Segment Open
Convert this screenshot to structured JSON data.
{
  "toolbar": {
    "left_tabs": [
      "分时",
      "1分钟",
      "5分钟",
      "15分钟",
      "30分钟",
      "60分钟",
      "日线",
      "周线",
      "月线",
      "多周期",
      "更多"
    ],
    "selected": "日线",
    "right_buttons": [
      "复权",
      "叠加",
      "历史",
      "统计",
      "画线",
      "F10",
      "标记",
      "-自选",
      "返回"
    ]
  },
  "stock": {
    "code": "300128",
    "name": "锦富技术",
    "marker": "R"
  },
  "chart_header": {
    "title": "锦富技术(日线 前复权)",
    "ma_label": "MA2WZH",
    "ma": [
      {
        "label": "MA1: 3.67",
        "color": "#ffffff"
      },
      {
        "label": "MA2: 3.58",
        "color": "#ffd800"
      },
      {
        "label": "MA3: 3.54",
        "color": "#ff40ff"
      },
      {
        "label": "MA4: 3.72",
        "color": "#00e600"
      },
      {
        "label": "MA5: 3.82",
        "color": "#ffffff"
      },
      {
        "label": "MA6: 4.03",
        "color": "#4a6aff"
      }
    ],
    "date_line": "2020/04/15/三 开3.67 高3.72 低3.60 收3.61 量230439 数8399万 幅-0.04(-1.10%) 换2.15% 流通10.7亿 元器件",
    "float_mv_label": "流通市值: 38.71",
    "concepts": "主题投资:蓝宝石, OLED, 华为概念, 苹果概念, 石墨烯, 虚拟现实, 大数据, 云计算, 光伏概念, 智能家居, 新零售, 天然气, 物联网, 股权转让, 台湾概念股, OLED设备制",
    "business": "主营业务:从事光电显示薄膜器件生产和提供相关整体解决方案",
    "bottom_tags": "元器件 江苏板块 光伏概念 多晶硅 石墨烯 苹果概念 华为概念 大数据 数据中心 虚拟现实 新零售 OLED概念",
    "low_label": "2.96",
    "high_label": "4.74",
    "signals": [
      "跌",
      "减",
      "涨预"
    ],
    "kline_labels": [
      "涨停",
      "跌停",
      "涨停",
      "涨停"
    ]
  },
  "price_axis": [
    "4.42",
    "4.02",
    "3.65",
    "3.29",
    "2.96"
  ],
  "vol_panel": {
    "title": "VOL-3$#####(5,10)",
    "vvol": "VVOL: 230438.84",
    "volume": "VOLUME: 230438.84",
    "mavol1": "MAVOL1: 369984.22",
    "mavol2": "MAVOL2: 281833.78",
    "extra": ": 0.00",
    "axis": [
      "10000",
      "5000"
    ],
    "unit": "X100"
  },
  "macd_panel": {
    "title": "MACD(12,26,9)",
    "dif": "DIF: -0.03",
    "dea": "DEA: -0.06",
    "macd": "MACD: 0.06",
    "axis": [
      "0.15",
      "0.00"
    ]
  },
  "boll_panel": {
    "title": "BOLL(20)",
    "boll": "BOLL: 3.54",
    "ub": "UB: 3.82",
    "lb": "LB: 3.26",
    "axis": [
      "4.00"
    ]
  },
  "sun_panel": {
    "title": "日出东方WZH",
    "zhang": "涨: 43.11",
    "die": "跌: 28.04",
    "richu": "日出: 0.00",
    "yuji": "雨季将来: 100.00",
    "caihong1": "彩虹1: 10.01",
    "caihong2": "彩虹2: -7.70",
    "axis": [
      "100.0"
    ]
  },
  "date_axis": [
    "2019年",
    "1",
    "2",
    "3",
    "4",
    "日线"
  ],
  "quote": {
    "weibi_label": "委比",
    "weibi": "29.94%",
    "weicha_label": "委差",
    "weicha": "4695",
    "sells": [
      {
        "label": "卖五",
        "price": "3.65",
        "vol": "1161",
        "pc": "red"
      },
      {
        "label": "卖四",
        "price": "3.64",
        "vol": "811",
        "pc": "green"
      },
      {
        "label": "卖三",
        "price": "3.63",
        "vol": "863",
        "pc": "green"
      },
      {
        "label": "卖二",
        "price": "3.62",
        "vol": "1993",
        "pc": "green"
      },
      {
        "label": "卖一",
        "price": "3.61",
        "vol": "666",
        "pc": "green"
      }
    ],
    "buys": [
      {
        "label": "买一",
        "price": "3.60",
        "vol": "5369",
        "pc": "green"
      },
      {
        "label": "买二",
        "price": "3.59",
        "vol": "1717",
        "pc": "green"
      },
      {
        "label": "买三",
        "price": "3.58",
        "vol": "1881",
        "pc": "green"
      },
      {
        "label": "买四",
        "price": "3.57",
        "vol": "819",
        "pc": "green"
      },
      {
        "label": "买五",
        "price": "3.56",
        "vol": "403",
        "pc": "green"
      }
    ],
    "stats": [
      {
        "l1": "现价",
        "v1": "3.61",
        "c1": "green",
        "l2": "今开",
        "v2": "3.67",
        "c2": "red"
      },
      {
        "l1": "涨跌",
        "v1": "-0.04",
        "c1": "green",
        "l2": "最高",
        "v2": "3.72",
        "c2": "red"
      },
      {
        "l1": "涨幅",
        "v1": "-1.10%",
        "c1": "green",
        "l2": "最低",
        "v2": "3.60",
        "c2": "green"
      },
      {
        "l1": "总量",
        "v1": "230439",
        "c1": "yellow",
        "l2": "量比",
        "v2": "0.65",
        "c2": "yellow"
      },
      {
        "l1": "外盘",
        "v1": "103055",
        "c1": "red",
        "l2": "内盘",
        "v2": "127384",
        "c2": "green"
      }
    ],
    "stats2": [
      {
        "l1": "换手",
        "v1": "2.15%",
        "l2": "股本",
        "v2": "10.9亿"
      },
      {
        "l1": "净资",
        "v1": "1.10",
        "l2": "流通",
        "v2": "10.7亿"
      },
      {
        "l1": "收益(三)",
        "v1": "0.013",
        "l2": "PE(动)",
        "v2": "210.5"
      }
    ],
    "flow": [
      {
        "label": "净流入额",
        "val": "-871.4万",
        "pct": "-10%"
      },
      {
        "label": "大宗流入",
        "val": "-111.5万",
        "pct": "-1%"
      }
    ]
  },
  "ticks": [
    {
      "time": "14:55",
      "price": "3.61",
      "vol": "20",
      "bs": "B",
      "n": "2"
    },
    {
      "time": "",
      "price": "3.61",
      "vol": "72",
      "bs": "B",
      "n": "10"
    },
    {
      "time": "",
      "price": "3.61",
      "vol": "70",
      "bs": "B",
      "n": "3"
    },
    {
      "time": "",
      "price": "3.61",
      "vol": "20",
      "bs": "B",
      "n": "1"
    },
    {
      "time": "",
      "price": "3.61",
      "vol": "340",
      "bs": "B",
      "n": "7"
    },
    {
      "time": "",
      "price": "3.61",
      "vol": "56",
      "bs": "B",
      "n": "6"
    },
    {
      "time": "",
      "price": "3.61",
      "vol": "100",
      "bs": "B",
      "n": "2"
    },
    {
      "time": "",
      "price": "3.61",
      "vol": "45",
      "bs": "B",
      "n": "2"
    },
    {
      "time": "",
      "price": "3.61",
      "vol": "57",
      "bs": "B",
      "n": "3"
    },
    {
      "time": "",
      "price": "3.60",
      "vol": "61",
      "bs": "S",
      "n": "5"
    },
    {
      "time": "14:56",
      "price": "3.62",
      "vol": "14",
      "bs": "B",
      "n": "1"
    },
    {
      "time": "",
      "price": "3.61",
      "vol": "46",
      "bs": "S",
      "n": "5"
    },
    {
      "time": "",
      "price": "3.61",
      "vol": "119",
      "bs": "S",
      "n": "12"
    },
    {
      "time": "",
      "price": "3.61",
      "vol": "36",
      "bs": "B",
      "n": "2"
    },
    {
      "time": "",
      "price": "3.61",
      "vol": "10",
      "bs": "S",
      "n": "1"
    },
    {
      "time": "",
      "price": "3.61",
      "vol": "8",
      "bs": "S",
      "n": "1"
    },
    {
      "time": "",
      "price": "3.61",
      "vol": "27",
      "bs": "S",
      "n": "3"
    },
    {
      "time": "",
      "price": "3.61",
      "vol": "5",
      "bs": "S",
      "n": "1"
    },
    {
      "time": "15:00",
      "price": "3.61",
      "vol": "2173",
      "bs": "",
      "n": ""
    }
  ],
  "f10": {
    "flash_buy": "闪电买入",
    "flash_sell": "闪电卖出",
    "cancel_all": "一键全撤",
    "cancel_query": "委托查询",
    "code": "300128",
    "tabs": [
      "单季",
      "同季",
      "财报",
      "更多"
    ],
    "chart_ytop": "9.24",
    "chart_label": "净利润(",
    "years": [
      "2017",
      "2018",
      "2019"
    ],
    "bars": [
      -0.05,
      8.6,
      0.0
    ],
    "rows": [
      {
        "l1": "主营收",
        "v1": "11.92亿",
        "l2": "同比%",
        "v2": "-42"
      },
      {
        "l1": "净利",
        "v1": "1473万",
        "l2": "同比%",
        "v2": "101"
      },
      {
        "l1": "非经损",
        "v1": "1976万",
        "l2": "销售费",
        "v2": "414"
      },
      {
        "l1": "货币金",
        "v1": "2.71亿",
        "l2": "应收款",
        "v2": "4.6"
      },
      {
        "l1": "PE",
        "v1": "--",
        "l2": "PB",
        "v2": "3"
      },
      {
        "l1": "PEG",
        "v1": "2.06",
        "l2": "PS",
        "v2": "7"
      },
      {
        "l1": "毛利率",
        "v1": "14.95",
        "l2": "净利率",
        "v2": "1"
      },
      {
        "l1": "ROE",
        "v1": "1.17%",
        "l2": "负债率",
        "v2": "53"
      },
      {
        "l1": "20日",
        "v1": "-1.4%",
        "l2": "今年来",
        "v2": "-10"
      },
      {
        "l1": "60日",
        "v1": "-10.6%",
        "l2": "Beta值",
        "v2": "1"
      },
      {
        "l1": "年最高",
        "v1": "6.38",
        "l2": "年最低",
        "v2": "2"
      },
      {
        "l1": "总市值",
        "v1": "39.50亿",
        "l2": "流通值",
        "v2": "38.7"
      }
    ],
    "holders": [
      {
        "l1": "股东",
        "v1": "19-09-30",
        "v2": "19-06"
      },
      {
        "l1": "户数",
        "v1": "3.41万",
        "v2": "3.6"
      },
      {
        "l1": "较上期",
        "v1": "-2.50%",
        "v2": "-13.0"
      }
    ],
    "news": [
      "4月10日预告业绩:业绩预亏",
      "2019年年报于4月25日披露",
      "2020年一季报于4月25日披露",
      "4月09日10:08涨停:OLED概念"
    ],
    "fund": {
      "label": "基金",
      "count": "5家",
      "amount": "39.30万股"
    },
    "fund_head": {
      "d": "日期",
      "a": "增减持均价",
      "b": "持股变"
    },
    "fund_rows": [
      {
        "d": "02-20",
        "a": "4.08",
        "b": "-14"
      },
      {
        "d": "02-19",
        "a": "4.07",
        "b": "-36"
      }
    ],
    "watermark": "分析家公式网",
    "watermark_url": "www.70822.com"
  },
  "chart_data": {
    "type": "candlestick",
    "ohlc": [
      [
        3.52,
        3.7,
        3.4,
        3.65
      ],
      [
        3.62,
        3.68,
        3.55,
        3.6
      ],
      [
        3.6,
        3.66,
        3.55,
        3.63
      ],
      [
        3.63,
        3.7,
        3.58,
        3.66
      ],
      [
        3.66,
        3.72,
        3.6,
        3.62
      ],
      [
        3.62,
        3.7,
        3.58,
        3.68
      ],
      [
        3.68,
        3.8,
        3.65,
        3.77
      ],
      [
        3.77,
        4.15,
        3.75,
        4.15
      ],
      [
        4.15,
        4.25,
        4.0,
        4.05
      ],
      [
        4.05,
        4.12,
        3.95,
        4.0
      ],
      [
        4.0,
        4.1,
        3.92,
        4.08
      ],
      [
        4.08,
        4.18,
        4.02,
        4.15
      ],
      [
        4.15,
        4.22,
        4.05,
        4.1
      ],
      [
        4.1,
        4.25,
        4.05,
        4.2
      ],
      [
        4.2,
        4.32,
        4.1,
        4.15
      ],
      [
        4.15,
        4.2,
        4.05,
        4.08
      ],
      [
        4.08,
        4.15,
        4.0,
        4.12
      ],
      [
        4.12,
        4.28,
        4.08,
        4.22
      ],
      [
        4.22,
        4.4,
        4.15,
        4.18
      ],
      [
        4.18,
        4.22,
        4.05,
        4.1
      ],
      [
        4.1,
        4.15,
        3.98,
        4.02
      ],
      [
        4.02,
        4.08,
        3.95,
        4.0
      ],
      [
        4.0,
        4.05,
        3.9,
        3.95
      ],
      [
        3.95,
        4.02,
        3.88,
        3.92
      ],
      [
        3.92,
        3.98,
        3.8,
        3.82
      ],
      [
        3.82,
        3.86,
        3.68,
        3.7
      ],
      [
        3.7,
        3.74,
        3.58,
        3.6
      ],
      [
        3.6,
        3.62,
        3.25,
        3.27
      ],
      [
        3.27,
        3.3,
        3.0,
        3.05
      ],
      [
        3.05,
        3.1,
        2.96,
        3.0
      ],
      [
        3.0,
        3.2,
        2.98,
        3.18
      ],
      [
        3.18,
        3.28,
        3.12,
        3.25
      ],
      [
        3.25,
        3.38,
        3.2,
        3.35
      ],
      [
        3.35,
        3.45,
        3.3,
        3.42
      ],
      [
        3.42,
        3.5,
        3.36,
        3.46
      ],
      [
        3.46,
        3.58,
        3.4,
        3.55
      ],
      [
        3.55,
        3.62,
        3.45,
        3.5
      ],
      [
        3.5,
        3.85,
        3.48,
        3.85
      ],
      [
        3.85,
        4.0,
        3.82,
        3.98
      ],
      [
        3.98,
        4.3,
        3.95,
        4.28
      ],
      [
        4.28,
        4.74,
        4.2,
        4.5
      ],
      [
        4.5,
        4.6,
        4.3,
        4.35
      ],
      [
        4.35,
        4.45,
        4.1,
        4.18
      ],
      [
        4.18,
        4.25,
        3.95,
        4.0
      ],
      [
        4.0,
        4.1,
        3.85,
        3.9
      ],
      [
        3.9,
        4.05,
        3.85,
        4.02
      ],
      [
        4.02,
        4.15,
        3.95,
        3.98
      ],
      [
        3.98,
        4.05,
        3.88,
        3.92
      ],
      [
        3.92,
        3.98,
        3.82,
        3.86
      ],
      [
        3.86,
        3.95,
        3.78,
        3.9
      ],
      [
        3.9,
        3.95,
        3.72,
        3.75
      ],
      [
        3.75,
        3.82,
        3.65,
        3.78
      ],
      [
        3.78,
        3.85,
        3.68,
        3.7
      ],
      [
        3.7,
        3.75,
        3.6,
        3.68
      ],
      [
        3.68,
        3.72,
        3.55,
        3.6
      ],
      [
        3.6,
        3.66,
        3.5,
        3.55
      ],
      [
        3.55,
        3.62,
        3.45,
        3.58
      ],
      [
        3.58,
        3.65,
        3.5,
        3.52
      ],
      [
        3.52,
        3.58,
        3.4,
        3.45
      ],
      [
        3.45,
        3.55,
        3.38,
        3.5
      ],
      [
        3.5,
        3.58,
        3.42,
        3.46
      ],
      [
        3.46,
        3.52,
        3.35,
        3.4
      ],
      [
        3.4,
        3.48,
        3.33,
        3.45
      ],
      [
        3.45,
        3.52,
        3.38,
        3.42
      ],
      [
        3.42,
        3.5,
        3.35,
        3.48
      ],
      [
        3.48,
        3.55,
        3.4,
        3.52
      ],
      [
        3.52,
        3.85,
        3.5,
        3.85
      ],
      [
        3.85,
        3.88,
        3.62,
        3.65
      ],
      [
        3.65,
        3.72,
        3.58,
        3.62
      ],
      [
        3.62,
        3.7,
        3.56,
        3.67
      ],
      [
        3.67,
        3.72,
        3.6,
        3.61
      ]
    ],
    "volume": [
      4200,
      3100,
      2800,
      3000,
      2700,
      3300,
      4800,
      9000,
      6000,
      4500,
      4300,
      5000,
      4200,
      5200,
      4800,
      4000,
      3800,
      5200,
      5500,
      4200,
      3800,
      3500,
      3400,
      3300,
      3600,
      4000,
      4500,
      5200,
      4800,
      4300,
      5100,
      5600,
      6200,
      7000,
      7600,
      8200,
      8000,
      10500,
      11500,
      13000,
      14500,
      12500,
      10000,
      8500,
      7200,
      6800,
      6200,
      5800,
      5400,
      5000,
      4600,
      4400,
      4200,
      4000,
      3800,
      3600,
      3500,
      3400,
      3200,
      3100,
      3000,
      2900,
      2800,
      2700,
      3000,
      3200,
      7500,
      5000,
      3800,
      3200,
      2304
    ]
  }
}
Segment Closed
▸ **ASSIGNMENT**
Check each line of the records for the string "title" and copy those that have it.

▸ **EXERCISE RESPONSE**
    "title": "锦富技术(日线 前复权)",
    "title": "VOL-3$#####(5,10)",
    "title": "MACD(12,26,9)",
    "title": "BOLL(20)",
    "title": "日出东方WZH",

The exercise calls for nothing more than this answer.